» **Task to carry out**: Output the full listing exactly, character for character.

□ □ □

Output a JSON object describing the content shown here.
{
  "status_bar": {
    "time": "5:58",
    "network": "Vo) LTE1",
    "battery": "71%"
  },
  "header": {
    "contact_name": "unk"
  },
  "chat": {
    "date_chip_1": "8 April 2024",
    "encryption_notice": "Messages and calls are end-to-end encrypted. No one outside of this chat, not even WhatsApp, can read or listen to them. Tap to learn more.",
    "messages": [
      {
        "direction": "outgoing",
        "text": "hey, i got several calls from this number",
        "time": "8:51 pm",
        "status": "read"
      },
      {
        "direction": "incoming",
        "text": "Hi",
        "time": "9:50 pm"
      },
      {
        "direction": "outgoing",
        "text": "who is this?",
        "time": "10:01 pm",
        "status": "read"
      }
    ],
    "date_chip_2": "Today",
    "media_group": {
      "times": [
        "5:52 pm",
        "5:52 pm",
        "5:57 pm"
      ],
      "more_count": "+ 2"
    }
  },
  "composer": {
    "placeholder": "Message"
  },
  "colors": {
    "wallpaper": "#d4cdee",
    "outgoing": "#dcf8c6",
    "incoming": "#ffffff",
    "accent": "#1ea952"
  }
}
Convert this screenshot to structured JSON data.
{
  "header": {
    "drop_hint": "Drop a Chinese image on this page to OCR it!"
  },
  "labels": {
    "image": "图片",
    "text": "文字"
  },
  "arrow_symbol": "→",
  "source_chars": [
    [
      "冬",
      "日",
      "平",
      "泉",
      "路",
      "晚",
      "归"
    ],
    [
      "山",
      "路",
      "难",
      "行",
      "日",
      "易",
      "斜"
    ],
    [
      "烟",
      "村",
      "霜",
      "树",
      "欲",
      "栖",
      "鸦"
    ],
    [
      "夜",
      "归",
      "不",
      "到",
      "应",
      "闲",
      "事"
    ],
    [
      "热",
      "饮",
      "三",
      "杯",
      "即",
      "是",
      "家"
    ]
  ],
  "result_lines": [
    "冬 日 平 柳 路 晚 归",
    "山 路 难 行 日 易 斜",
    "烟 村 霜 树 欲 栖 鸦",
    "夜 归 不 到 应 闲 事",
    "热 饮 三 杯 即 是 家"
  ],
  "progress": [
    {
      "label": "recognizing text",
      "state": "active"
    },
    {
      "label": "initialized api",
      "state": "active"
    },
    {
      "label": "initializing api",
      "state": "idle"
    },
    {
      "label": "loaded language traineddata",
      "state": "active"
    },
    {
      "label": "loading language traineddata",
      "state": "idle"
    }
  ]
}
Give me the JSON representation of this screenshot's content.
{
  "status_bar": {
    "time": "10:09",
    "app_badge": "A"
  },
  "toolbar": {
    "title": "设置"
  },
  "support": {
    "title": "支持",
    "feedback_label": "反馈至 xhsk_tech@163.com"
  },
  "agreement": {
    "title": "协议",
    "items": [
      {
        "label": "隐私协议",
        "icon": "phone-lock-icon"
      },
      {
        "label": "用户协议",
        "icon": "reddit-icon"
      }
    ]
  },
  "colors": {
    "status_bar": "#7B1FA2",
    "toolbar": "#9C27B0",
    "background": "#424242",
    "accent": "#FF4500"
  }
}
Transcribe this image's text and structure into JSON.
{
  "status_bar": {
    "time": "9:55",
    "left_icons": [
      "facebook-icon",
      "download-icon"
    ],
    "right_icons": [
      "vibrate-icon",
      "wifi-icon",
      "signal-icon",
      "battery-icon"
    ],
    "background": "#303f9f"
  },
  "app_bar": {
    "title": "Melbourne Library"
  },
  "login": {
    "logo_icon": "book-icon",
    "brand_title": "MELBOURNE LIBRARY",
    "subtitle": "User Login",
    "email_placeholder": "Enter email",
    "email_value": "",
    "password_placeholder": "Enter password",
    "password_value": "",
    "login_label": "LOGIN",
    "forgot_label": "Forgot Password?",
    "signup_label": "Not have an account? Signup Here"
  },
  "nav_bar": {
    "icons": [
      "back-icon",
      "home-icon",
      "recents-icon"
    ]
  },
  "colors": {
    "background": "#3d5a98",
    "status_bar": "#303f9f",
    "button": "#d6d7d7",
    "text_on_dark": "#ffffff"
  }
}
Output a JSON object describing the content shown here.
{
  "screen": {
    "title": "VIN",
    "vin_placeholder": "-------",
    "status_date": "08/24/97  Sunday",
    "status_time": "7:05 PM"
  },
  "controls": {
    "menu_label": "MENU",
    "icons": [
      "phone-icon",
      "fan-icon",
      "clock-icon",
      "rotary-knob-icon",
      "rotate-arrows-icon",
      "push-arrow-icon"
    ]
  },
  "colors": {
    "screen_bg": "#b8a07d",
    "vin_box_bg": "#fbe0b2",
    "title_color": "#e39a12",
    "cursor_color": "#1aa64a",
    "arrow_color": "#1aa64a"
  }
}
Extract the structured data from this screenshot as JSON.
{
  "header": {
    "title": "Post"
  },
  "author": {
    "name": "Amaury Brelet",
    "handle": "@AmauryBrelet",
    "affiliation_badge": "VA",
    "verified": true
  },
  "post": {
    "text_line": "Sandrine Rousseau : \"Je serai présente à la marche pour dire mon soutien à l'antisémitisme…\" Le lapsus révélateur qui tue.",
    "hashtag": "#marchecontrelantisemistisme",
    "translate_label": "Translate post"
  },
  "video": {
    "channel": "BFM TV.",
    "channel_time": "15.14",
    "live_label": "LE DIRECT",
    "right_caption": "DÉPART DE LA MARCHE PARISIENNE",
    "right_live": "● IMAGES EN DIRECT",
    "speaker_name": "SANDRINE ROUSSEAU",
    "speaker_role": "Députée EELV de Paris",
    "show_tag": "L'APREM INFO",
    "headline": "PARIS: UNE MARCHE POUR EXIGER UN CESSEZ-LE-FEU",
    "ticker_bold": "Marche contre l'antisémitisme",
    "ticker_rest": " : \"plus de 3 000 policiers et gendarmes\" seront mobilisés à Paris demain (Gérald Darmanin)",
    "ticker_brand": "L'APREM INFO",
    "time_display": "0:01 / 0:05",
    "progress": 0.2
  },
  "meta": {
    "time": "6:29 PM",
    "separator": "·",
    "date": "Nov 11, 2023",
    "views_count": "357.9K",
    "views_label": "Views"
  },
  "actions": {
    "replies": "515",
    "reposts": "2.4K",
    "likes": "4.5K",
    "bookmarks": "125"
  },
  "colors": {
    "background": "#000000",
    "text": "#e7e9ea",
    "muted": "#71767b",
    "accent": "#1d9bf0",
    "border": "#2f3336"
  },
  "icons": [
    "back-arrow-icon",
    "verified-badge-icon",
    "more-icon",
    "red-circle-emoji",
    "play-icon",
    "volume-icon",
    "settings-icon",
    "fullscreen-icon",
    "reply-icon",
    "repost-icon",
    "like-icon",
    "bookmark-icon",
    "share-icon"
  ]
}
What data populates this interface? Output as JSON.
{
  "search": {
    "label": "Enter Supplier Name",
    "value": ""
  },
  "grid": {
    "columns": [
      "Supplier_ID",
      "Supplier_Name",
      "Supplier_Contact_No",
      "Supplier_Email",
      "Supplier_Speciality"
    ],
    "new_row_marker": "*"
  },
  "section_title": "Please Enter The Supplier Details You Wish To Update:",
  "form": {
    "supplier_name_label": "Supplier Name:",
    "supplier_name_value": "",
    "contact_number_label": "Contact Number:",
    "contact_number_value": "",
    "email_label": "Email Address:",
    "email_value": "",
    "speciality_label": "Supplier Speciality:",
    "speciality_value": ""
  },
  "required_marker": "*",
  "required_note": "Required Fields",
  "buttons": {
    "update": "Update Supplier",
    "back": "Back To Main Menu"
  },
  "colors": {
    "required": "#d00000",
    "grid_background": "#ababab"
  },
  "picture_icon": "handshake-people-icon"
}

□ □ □

» **Solution for this problem**:
Output a JSON object describing the content shown here.
{
  "status_bar": {
    "time": "5:58",
    "network": "Vo) LTE1",
    "battery": "71%"
  },
  "header": {
    "contact_name": "unk"
  },
  "chat": {
    "date_chip_1": "8 April 2024",
    "encryption_notice": "Messages and calls are end-to-end encrypted. No one outside of this chat, not even WhatsApp, can read or listen to them. Tap to learn more.",
    "messages": [
      {
        "direction": "outgoing",
        "text": "hey, i got several calls from this number",
        "time": "8:51 pm",
        "status": "read"
      },
      {
        "direction": "incoming",
        "text": "Hi",
        "time": "9:50 pm"
      },
      {
        "direction": "outgoing",
        "text": "who is this?",
        "time": "10:01 pm",
        "status": "read"
      }
    ],
    "date_chip_2": "Today",
    "media_group": {
      "times": [
        "5:52 pm",
        "5:52 pm",
        "5:57 pm"
      ],
      "more_count": "+ 2"
    }
  },
  "composer": {
    "placeholder": "Message"
  },
  "colors": {
    "wallpaper": "#d4cdee",
    "outgoing": "#dcf8c6",
    "incoming": "#ffffff",
    "accent": "#1ea952"
  }
}
Convert this screenshot to structured JSON data.
{
  "header": {
    "drop_hint": "Drop a Chinese image on this page to OCR it!"
  },
  "labels": {
    "image": "图片",
    "text": "文字"
  },
  "arrow_symbol": "→",
  "source_chars": [
    [
      "冬",
      "日",
      "平",
      "泉",
      "路",
      "晚",
      "归"
    ],
    [
      "山",
      "路",
      "难",
      "行",
      "日",
      "易",
      "斜"
    ],
    [
      "烟",
      "村",
      "霜",
      "树",
      "欲",
      "栖",
      "鸦"
    ],
    [
      "夜",
      "归",
      "不",
      "到",
      "应",
      "闲",
      "事"
    ],
    [
      "热",
      "饮",
      "三",
      "杯",
      "即",
      "是",
      "家"
    ]
  ],
  "result_lines": [
    "冬 日 平 柳 路 晚 归",
    "山 路 难 行 日 易 斜",
    "烟 村 霜 树 欲 栖 鸦",
    "夜 归 不 到 应 闲 事",
    "热 饮 三 杯 即 是 家"
  ],
  "progress": [
    {
      "label": "recognizing text",
      "state": "active"
    },
    {
      "label": "initialized api",
      "state": "active"
    },
    {
      "label": "initializing api",
      "state": "idle"
    },
    {
      "label": "loaded language traineddata",
      "state": "active"
    },
    {
      "label": "loading language traineddata",
      "state": "idle"
    }
  ]
}
Give me the JSON representation of this screenshot's content.
{
  "status_bar": {
    "time": "10:09",
    "app_badge": "A"
  },
  "toolbar": {
    "title": "设置"
  },
  "support": {
    "title": "支持",
    "feedback_label": "反馈至 xhsk_tech@163.com"
  },
  "agreement": {
    "title": "协议",
    "items": [
      {
        "label": "隐私协议",
        "icon": "phone-lock-icon"
      },
      {
        "label": "用户协议",
        "icon": "reddit-icon"
      }
    ]
  },
  "colors": {
    "status_bar": "#7B1FA2",
    "toolbar": "#9C27B0",
    "background": "#424242",
    "accent": "#FF4500"
  }
}
Transcribe this image's text and structure into JSON.
{
  "status_bar": {
    "time": "9:55",
    "left_icons": [
      "facebook-icon",
      "download-icon"
    ],
    "right_icons": [
      "vibrate-icon",
      "wifi-icon",
      "signal-icon",
      "battery-icon"
    ],
    "background": "#303f9f"
  },
  "app_bar": {
    "title": "Melbourne Library"
  },
  "login": {
    "logo_icon": "book-icon",
    "brand_title": "MELBOURNE LIBRARY",
    "subtitle": "User Login",
    "email_placeholder": "Enter email",
    "email_value": "",
    "password_placeholder": "Enter password",
    "password_value": "",
    "login_label": "LOGIN",
    "forgot_label": "Forgot Password?",
    "signup_label": "Not have an account? Signup Here"
  },
  "nav_bar": {
    "icons": [
      "back-icon",
      "home-icon",
      "recents-icon"
    ]
  },
  "colors": {
    "background": "#3d5a98",
    "status_bar": "#303f9f",
    "button": "#d6d7d7",
    "text_on_dark": "#ffffff"
  }
}
Output a JSON object describing the content shown here.
{
  "screen": {
    "title": "VIN",
    "vin_placeholder": "-------",
    "status_date": "08/24/97  Sunday",
    "status_time": "7:05 PM"
  },
  "controls": {
    "menu_label": "MENU",
    "icons": [
      "phone-icon",
      "fan-icon",
      "clock-icon",
      "rotary-knob-icon",
      "rotate-arrows-icon",
      "push-arrow-icon"
    ]
  },
  "colors": {
    "screen_bg": "#b8a07d",
    "vin_box_bg": "#fbe0b2",
    "title_color": "#e39a12",
    "cursor_color": "#1aa64a",
    "arrow_color": "#1aa64a"
  }
}
Extract the structured data from this screenshot as JSON.
{
  "header": {
    "title": "Post"
  },
  "author": {
    "name": "Amaury Brelet",
    "handle": "@AmauryBrelet",
    "affiliation_badge": "VA",
    "verified": true
  },
  "post": {
    "text_line": "Sandrine Rousseau : \"Je serai présente à la marche pour dire mon soutien à l'antisémitisme…\" Le lapsus révélateur qui tue.",
    "hashtag": "#marchecontrelantisemistisme",
    "translate_label": "Translate post"
  },
  "video": {
    "channel": "BFM TV.",
    "channel_time": "15.14",
    "live_label": "LE DIRECT",
    "right_caption": "DÉPART DE LA MARCHE PARISIENNE",
    "right_live": "● IMAGES EN DIRECT",
    "speaker_name": "SANDRINE ROUSSEAU",
    "speaker_role": "Députée EELV de Paris",
    "show_tag": "L'APREM INFO",
    "headline": "PARIS: UNE MARCHE POUR EXIGER UN CESSEZ-LE-FEU",
    "ticker_bold": "Marche contre l'antisémitisme",
    "ticker_rest": " : \"plus de 3 000 policiers et gendarmes\" seront mobilisés à Paris demain (Gérald Darmanin)",
    "ticker_brand": "L'APREM INFO",
    "time_display": "0:01 / 0:05",
    "progress": 0.2
  },
  "meta": {
    "time": "6:29 PM",
    "separator": "·",
    "date": "Nov 11, 2023",
    "views_count": "357.9K",
    "views_label": "Views"
  },
  "actions": {
    "replies": "515",
    "reposts": "2.4K",
    "likes": "4.5K",
    "bookmarks": "125"
  },
  "colors": {
    "background": "#000000",
    "text": "#e7e9ea",
    "muted": "#71767b",
    "accent": "#1d9bf0",
    "border": "#2f3336"
  },
  "icons": [
    "back-arrow-icon",
    "verified-badge-icon",
    "more-icon",
    "red-circle-emoji",
    "play-icon",
    "volume-icon",
    "settings-icon",
    "fullscreen-icon",
    "reply-icon",
    "repost-icon",
    "like-icon",
    "bookmark-icon",
    "share-icon"
  ]
}
What data populates this interface? Output as JSON.
{
  "search": {
    "label": "Enter Supplier Name",
    "value": ""
  },
  "grid": {
    "columns": [
      "Supplier_ID",
      "Supplier_Name",
      "Supplier_Contact_No",
      "Supplier_Email",
      "Supplier_Speciality"
    ],
    "new_row_marker": "*"
  },
  "section_title": "Please Enter The Supplier Details You Wish To Update:",
  "form": {
    "supplier_name_label": "Supplier Name:",
    "supplier_name_value": "",
    "contact_number_label": "Contact Number:",
    "contact_number_value": "",
    "email_label": "Email Address:",
    "email_value": "",
    "speciality_label": "Supplier Speciality:",
    "speciality_value": ""
  },
  "required_marker": "*",
  "required_note": "Required Fields",
  "buttons": {
    "update": "Update Supplier",
    "back": "Back To Main Menu"
  },
  "colors": {
    "required": "#d00000",
    "grid_background": "#ababab"
  },
  "picture_icon": "handshake-people-icon"
}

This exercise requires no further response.